:: Working data

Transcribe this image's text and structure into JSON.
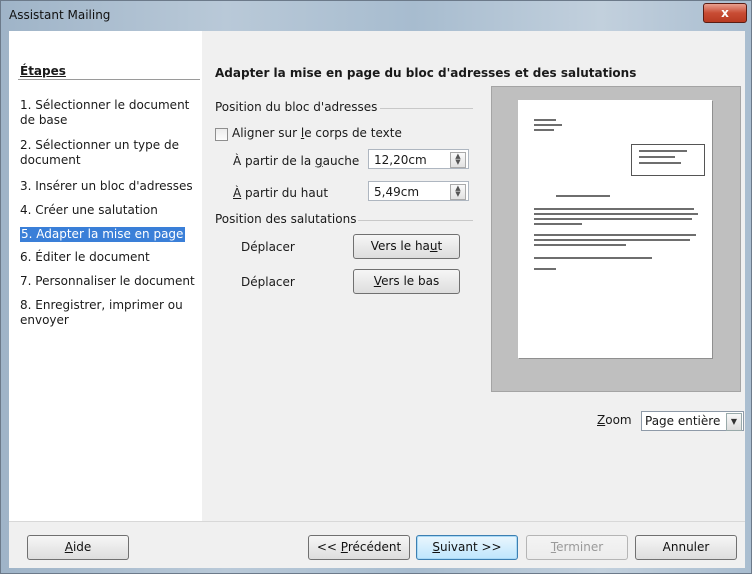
{
  "window": {
    "title": "Assistant Mailing",
    "close_glyph": "x"
  },
  "sidebar": {
    "title": "Étapes",
    "steps": [
      "1. Sélectionner le document de base",
      "2. Sélectionner un type de document",
      "3. Insérer un bloc d'adresses",
      "4. Créer une salutation",
      "5. Adapter la mise en page",
      "6. Éditer le document",
      "7. Personnaliser le document",
      "8. Enregistrer, imprimer ou envoyer"
    ],
    "active_index": 4
  },
  "main": {
    "heading": "Adapter la mise en page du bloc d'adresses et des salutations",
    "address_block": {
      "group_title": "Position du bloc d'adresses",
      "align_checkbox": {
        "pre": "Aligner sur ",
        "mnemonic": "l",
        "post": "e corps de texte",
        "checked": false
      },
      "from_left": {
        "label_pre": "À partir de la ",
        "label_mnemonic": "g",
        "label_post": "auche",
        "value": "12,20cm"
      },
      "from_top": {
        "label_mnemonic": "À",
        "label_post": " partir du haut",
        "value": "5,49cm"
      }
    },
    "salutation": {
      "group_title": "Position des salutations",
      "move_up": {
        "label": "Déplacer",
        "button_pre": "Vers le ha",
        "button_mnemonic": "u",
        "button_post": "t"
      },
      "move_down": {
        "label": "Déplacer",
        "button_mnemonic": "V",
        "button_post": "ers le bas"
      }
    },
    "zoom": {
      "label_mnemonic": "Z",
      "label_post": "oom",
      "value": "Page entière"
    }
  },
  "buttons": {
    "help": {
      "mnemonic": "A",
      "post": "ide"
    },
    "previous": {
      "pre": "<< ",
      "mnemonic": "P",
      "post": "récédent"
    },
    "next": {
      "mnemonic": "S",
      "post": "uivant >>"
    },
    "finish": {
      "mnemonic": "T",
      "post": "erminer"
    },
    "cancel": {
      "label": "Annuler"
    }
  },
  "colors": {
    "selection": "#3a7fd8",
    "dialog_bg": "#f0f0f0",
    "preview_bg": "#bfbfbf"
  }
}
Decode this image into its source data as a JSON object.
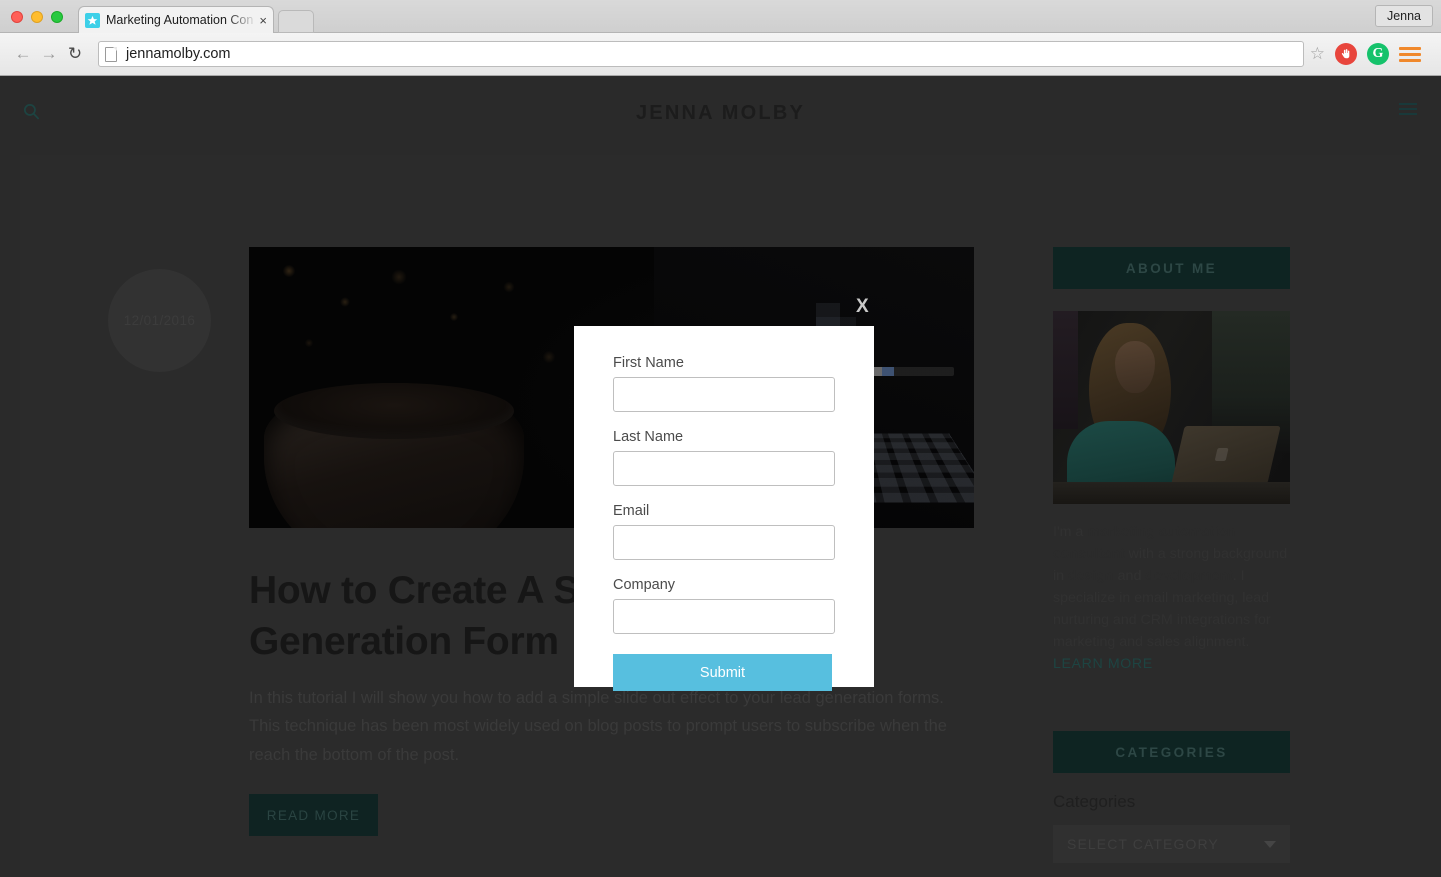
{
  "browser": {
    "tab": {
      "title": "Marketing Automation Con",
      "close_label": "×",
      "favicon": "star-icon"
    },
    "profile_label": "Jenna",
    "nav": {
      "back": "←",
      "forward": "→",
      "reload": "↻"
    },
    "url": "jennamolby.com",
    "extensions": [
      {
        "name": "adblock-icon",
        "glyph": "✋"
      },
      {
        "name": "grammarly-icon",
        "glyph": "G"
      },
      {
        "name": "chrome-menu-icon",
        "glyph": "☰"
      }
    ]
  },
  "site": {
    "logo": "JENNA MOLBY",
    "search_icon": "search-icon",
    "menu_icon": "hamburger-menu-icon"
  },
  "post": {
    "date": "12/01/2016",
    "title": "How to Create A Slide Out Lead Generation Form",
    "excerpt": "In this tutorial I will show you how to add a simple slide out effect to your lead generation forms. This technique has been most widely used on blog posts to prompt users to subscribe when the reach the bottom of the post.",
    "read_more": "READ MORE"
  },
  "sidebar": {
    "about": {
      "heading": "ABOUT ME",
      "intro_1": "I'm a ",
      "bold_1": "marketing automation consultant",
      "intro_2": " with a strong background in ",
      "bold_2": "design",
      "intro_3": " and ",
      "bold_3": "development",
      "intro_4": ". I specialize in email marketing, lead nurturing and CRM integrations for marketing and sales alignment.",
      "learn_more": "LEARN MORE"
    },
    "categories": {
      "heading": "CATEGORIES",
      "label": "Categories",
      "selected": "SELECT CATEGORY"
    }
  },
  "modal": {
    "close_label": "X",
    "fields": [
      {
        "label": "First Name",
        "value": "",
        "placeholder": ""
      },
      {
        "label": "Last Name",
        "value": "",
        "placeholder": ""
      },
      {
        "label": "Email",
        "value": "",
        "placeholder": ""
      },
      {
        "label": "Company",
        "value": "",
        "placeholder": ""
      }
    ],
    "submit_label": "Submit"
  },
  "colors": {
    "accent_blue": "#57bfdf",
    "brand_dark_green": "#0e2422",
    "page_bg": "#2a2a2a"
  }
}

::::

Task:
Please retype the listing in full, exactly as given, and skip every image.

Answer:
Transcribe this image's text and structure into JSON.
{
  "window": {
    "title": "Assistant Mailing",
    "close_glyph": "x"
  },
  "sidebar": {
    "title": "Étapes",
    "steps": [
      "1. Sélectionner le document de base",
      "2. Sélectionner un type de document",
      "3. Insérer un bloc d'adresses",
      "4. Créer une salutation",
      "5. Adapter la mise en page",
      "6. Éditer le document",
      "7. Personnaliser le document",
      "8. Enregistrer, imprimer ou envoyer"
    ],
    "active_index": 4
  },
  "main": {
    "heading": "Adapter la mise en page du bloc d'adresses et des salutations",
    "address_block": {
      "group_title": "Position du bloc d'adresses",
      "align_checkbox": {
        "pre": "Aligner sur ",
        "mnemonic": "l",
        "post": "e corps de texte",
        "checked": false
      },
      "from_left": {
        "label_pre": "À partir de la ",
        "label_mnemonic": "g",
        "label_post": "auche",
        "value": "12,20cm"
      },
      "from_top": {
        "label_mnemonic": "À",
        "label_post": " partir du haut",
        "value": "5,49cm"
      }
    },
    "salutation": {
      "group_title": "Position des salutations",
      "move_up": {
        "label": "Déplacer",
        "button_pre": "Vers le ha",
        "button_mnemonic": "u",
        "button_post": "t"
      },
      "move_down": {
        "label": "Déplacer",
        "button_mnemonic": "V",
        "button_post": "ers le bas"
      }
    },
    "zoom": {
      "label_mnemonic": "Z",
      "label_post": "oom",
      "value": "Page entière"
    }
  },
  "buttons": {
    "help": {
      "mnemonic": "A",
      "post": "ide"
    },
    "previous": {
      "pre": "<< ",
      "mnemonic": "P",
      "post": "récédent"
    },
    "next": {
      "mnemonic": "S",
      "post": "uivant >>"
    },
    "finish": {
      "mnemonic": "T",
      "post": "erminer"
    },
    "cancel": {
      "label": "Annuler"
    }
  },
  "colors": {
    "selection": "#3a7fd8",
    "dialog_bg": "#f0f0f0",
    "preview_bg": "#bfbfbf"
  }
}
Decode this image into its source data as a JSON object.
{
  "browser": {
    "tab": {
      "title": "Marketing Automation Con",
      "close_label": "×",
      "favicon": "star-icon"
    },
    "profile_label": "Jenna",
    "nav": {
      "back": "←",
      "forward": "→",
      "reload": "↻"
    },
    "url": "jennamolby.com",
    "extensions": [
      {
        "name": "adblock-icon",
        "glyph": "✋"
      },
      {
        "name": "grammarly-icon",
        "glyph": "G"
      },
      {
        "name": "chrome-menu-icon",
        "glyph": "☰"
      }
    ]
  },
  "site": {
    "logo": "JENNA MOLBY",
    "search_icon": "search-icon",
    "menu_icon": "hamburger-menu-icon"
  },
  "post": {
    "date": "12/01/2016",
    "title": "How to Create A Slide Out Lead Generation Form",
    "excerpt": "In this tutorial I will show you how to add a simple slide out effect to your lead generation forms. This technique has been most widely used on blog posts to prompt users to subscribe when the reach the bottom of the post.",
    "read_more": "READ MORE"
  },
  "sidebar": {
    "about": {
      "heading": "ABOUT ME",
      "intro_1": "I'm a ",
      "bold_1": "marketing automation consultant",
      "intro_2": " with a strong background in ",
      "bold_2": "design",
      "intro_3": " and ",
      "bold_3": "development",
      "intro_4": ". I specialize in email marketing, lead nurturing and CRM integrations for marketing and sales alignment.",
      "learn_more": "LEARN MORE"
    },
    "categories": {
      "heading": "CATEGORIES",
      "label": "Categories",
      "selected": "SELECT CATEGORY"
    }
  },
  "modal": {
    "close_label": "X",
    "fields": [
      {
        "label": "First Name",
        "value": "",
        "placeholder": ""
      },
      {
        "label": "Last Name",
        "value": "",
        "placeholder": ""
      },
      {
        "label": "Email",
        "value": "",
        "placeholder": ""
      },
      {
        "label": "Company",
        "value": "",
        "placeholder": ""
      }
    ],
    "submit_label": "Submit"
  },
  "colors": {
    "accent_blue": "#57bfdf",
    "brand_dark_green": "#0e2422",
    "page_bg": "#2a2a2a"
  }
}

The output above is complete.